Seattle Has Always Been a City of Ugly Buildings



"Seattle has never been, architecturally speaking, a remarkable city."

That is an odd thing to say about a city most known for the Space Needle, and home to MoPop, Seattle Central Public Library, Amazon Spheres, Olympic Sculpture Park, Rainier Tower, and so on.


To be honest, part of that is just the people here.

When we were looking at roof tile color and patterns, and painting our exterior walls for our townhouse complex, everyone else wanted ... grey roof ... and blue-green paint.


Now, if you want fun, look at this past week's Wall Street Journal, in which you see a whole bunch of retired CEO CFO and other local Seattle retirees choices for the retirement homes they are building near Seattle and you suddenly see all these cool buildings, layouts, and color schemes.

Face it, you guys have serious depression problems here, and you just wallow in it.


The only picture you included here was from Portland? This article is just begging for actual pictures


If you can't see an aesthetic difference between a 100 year old bungalow and a new 'borg cube' building, perhaps you should invest in a new pair of glasses.


1 "That is an odd thing to say about a city most known for the Space Needle, and home to MoPop, Seattle Central Public Library, Amazon Spheres, Olympic Sculpture Park, Rainier Tower, and so on." Most of which are uninspired architecture. They're mostly cutesy anomalies among the true CAD-catalog cheap and tacky dreck that is so pervasive here. Mere contrast with utter dreck does not make good architecture. Koolhaus designed a "koolhaus" that is dysfunctional and indulgent. And quickly getting dated.


We should acknowledge one particular Seattle neighborhood gem and that's Don Carlson's Beacon Hill branch library. A wonderful addition to a rather ordinary neighborhood, in terms of urban design that is.


You gained 60,000 pounds, Charles? I'm sorry to read that.

@6, you missed the article from a few years ago in which Mudede trashed the Beacon Hill branch.


It's not often that I agree with Mudede, but he's right here, and in his previous piece on the Design Review Board. Instead of professionals helping refine a project, we get amateur, self-described "designers" nit-picking any sense of character or uniqueness out of every building. Either put some actual architecture and design professionals on the DRB or get rid of it.

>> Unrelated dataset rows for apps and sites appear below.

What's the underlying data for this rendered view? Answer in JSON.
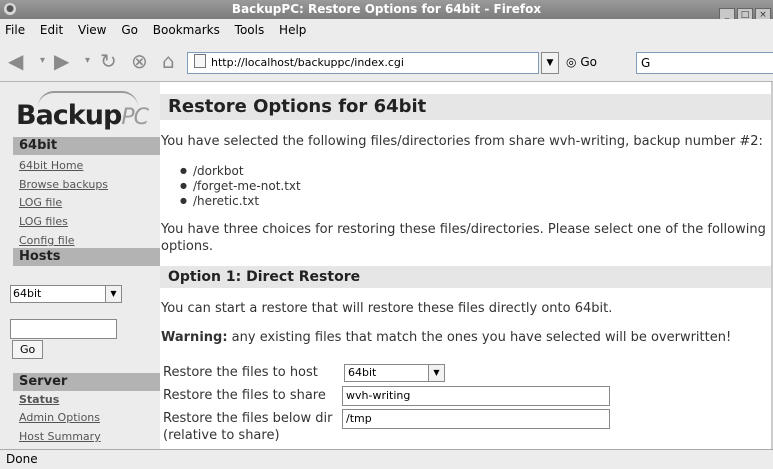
{
  "window": {
    "title": "BackupPC: Restore Options for 64bit - Firefox"
  },
  "menu": [
    "File",
    "Edit",
    "View",
    "Go",
    "Bookmarks",
    "Tools",
    "Help"
  ],
  "nav": {
    "url": "http://localhost/backuppc/index.cgi",
    "go_label": "Go",
    "search_value": "G"
  },
  "logo": {
    "text": "Backup",
    "suffix": "PC"
  },
  "sidebar": {
    "host_heading": "64bit",
    "host_links": [
      "64bit Home",
      "Browse backups",
      "LOG file",
      "LOG files",
      "Config file"
    ],
    "hosts_heading": "Hosts",
    "host_select": "64bit",
    "go_button": "Go",
    "server_heading": "Server",
    "server_links": [
      "Status",
      "Admin Options",
      "Host Summary"
    ]
  },
  "main": {
    "title": "Restore Options for 64bit",
    "intro": "You have selected the following files/directories from share wvh-writing, backup number #2:",
    "files": [
      "/dorkbot",
      "/forget-me-not.txt",
      "/heretic.txt"
    ],
    "choices_line1": "You have three choices for restoring these files/directories. Please select one of the following",
    "choices_line2": "options.",
    "option1_title": "Option 1: Direct Restore",
    "option1_desc": "You can start a restore that will restore these files directly onto 64bit.",
    "warning_label": "Warning:",
    "warning_text": " any existing files that match the ones you have selected will be overwritten!",
    "form": {
      "host_label": "Restore the files to host",
      "host_value": "64bit",
      "share_label": "Restore the files to share",
      "share_value": "wvh-writing",
      "dir_label": "Restore the files below dir",
      "dir_sublabel": "(relative to share)",
      "dir_value": "/tmp"
    }
  },
  "status": {
    "text": "Done"
  }
}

The Seattle Box residenses - or other A-frame houses - are far preferable to the proliferation of narrow townhouses on every cleared single family lot. 15 feet across and four floors? No thanks. Who will want these in 10 years?

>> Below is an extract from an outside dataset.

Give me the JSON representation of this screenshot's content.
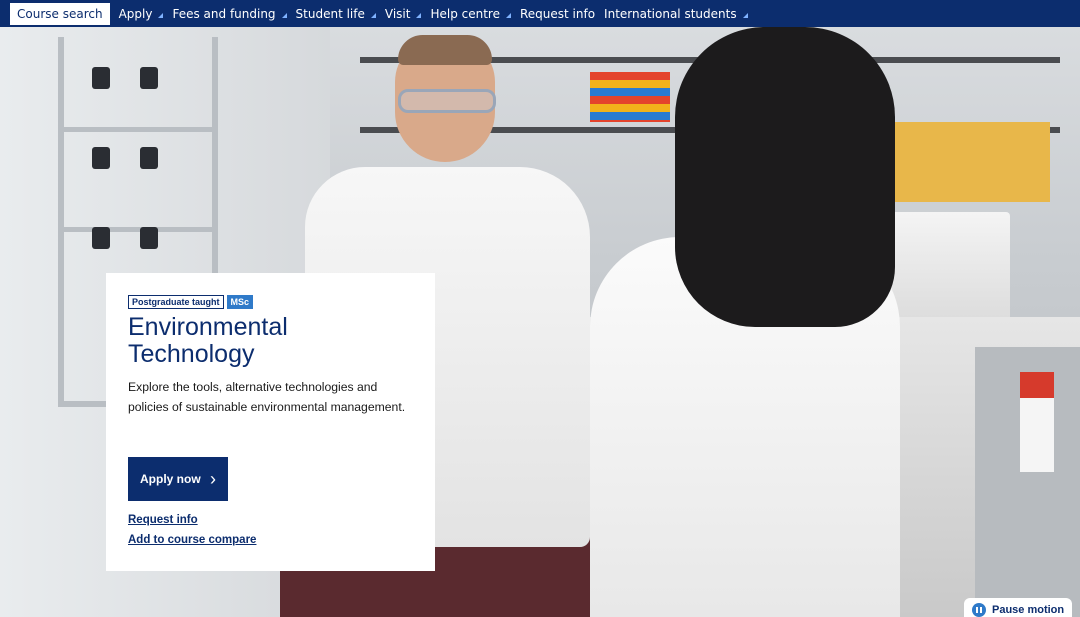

The dullness of Seattle's apartment 'cubes' is due to the 'vulture capitalism' of developers, who want to use every sq. inch to get a bang for their buck for their investors. Despite being considered a 'green' city, tree canopies are disappearing as developers go right to the city sidewalk with their BOXES. The new buildings also portend a dangerous trend in terms of Seattle's tax base and appreciation for neighborhood identification - rental units are outnumbering owner-occupied buildings, and bringing very transitory residents with them. So totally boring buildings with absolutely no flourishes on their exteriors (covered with hardy-plank siding) are matched with totally boring, one-dimensional occupants who are coders, systems administrators, software designers and other mostly WHITE techy people. I moved to the suburbs to claw back some diversity in both architecture AND humans.


@4 “borg cube” LOL I’m using that

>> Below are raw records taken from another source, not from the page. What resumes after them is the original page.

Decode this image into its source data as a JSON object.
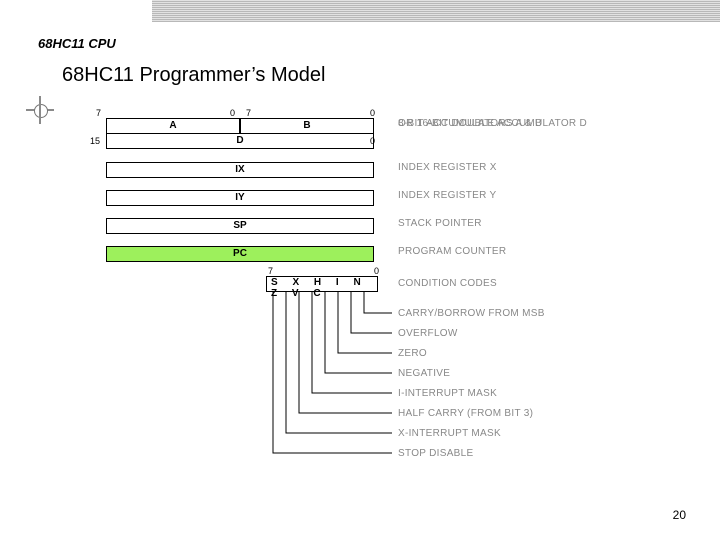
{
  "section": "68HC11 CPU",
  "title": "68HC11 Programmer’s Model",
  "page_number": "20",
  "registers": {
    "a": {
      "label": "A",
      "hi": "7",
      "lo": "0"
    },
    "b": {
      "label": "B",
      "hi": "7",
      "lo": "0"
    },
    "d": {
      "label": "D",
      "hi": "15",
      "lo": "0"
    },
    "ix": {
      "label": "IX"
    },
    "iy": {
      "label": "IY"
    },
    "sp": {
      "label": "SP"
    },
    "pc": {
      "label": "PC"
    }
  },
  "descs": {
    "ab": "8-BIT ACCUMULATORS A & B",
    "d": "OR 16-BIT DOUBLE ACCUMULATOR D",
    "ix": "INDEX REGISTER X",
    "iy": "INDEX REGISTER Y",
    "sp": "STACK POINTER",
    "pc": "PROGRAM COUNTER",
    "cc": "CONDITION CODES"
  },
  "ccr": {
    "hi": "7",
    "lo": "0",
    "bits": "S X H I N Z V C"
  },
  "flags": {
    "c": "CARRY/BORROW FROM MSB",
    "v": "OVERFLOW",
    "z": "ZERO",
    "n": "NEGATIVE",
    "i": "I-INTERRUPT MASK",
    "h": "HALF CARRY (FROM BIT 3)",
    "x": "X-INTERRUPT MASK",
    "s": "STOP DISABLE"
  }
}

So now Charles is an architectural critic? If you have a question about the law, Charles becomes a lawyer. A question about your health. Charles becomes a doctor. Education? Charles becomes a professor.
What Charles really is is the Strangers pseudo intellectual.
The Stranger has turned into a kids magazine.


The newer architecture of Seattle was kind of a running joke for a long time - it was so comically bad: the Rainier Bank building so cold and impersonal at ground level (Some people marveled at its physics. I just found it ugly and unfriendly.) The Key Tower with its extremely phallic, slanted green glass roof that looked in the rain like a wet glans. Columbia Tower was hated for what it represented more than for its design - Martin Selig's big, black dick, and the Ban Roll-on Building, Ha.

I stopped laughing, though, when the Washington Convention Center installed that monstrous sky bridge across Pike. It's way taller and wider and more badly ornate than it need be, and it blocked the gorgeous view of Elliot Bay and Pike Place that one enjoyed walking down from the Hill. I mean the nerve. Wouldn't a tunnel have worked? The minute I saw it I wanted to take a sledgehammer to it.

Maybe, looking back, that was the beginning of the end of my Seattle. That's what happens when you start electing real estate developers for mayor.